Recorded data:
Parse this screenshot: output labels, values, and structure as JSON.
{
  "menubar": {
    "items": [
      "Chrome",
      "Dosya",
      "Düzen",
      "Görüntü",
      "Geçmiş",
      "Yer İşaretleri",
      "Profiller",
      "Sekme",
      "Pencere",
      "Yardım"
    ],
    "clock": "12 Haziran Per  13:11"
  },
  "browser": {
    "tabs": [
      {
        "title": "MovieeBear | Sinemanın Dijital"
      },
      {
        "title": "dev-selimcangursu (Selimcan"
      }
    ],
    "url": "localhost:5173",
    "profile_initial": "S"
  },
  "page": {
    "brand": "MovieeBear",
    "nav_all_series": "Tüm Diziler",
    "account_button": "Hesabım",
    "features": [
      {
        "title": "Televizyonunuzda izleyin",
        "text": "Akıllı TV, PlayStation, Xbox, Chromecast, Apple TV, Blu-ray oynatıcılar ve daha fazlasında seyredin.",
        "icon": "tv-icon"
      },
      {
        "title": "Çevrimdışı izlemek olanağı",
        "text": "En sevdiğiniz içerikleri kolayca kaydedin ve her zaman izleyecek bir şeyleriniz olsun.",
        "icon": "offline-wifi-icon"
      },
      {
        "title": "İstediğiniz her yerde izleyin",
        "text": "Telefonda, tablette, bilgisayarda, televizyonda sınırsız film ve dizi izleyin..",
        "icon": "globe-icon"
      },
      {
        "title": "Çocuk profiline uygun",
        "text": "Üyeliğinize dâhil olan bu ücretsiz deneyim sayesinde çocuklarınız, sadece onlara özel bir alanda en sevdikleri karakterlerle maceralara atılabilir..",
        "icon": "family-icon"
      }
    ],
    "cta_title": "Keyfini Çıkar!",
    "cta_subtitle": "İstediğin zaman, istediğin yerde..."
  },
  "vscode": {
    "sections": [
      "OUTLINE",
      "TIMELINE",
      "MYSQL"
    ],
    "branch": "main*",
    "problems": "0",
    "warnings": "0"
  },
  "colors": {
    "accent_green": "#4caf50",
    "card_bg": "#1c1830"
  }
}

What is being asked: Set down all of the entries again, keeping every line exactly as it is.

Task solution:
Parse this screenshot: output labels, values, and structure as JSON.
{
  "menubar": {
    "items": [
      "Chrome",
      "Dosya",
      "Düzen",
      "Görüntü",
      "Geçmiş",
      "Yer İşaretleri",
      "Profiller",
      "Sekme",
      "Pencere",
      "Yardım"
    ],
    "clock": "12 Haziran Per  13:11"
  },
  "browser": {
    "tabs": [
      {
        "title": "MovieeBear | Sinemanın Dijital"
      },
      {
        "title": "dev-selimcangursu (Selimcan"
      }
    ],
    "url": "localhost:5173",
    "profile_initial": "S"
  },
  "page": {
    "brand": "MovieeBear",
    "nav_all_series": "Tüm Diziler",
    "account_button": "Hesabım",
    "features": [
      {
        "title": "Televizyonunuzda izleyin",
        "text": "Akıllı TV, PlayStation, Xbox, Chromecast, Apple TV, Blu-ray oynatıcılar ve daha fazlasında seyredin.",
        "icon": "tv-icon"
      },
      {
        "title": "Çevrimdışı izlemek olanağı",
        "text": "En sevdiğiniz içerikleri kolayca kaydedin ve her zaman izleyecek bir şeyleriniz olsun.",
        "icon": "offline-wifi-icon"
      },
      {
        "title": "İstediğiniz her yerde izleyin",
        "text": "Telefonda, tablette, bilgisayarda, televizyonda sınırsız film ve dizi izleyin..",
        "icon": "globe-icon"
      },
      {
        "title": "Çocuk profiline uygun",
        "text": "Üyeliğinize dâhil olan bu ücretsiz deneyim sayesinde çocuklarınız, sadece onlara özel bir alanda en sevdikleri karakterlerle maceralara atılabilir..",
        "icon": "family-icon"
      }
    ],
    "cta_title": "Keyfini Çıkar!",
    "cta_subtitle": "İstediğin zaman, istediğin yerde..."
  },
  "vscode": {
    "sections": [
      "OUTLINE",
      "TIMELINE",
      "MYSQL"
    ],
    "branch": "main*",
    "problems": "0",
    "warnings": "0"
  },
  "colors": {
    "accent_green": "#4caf50",
    "card_bg": "#1c1830"
  }
}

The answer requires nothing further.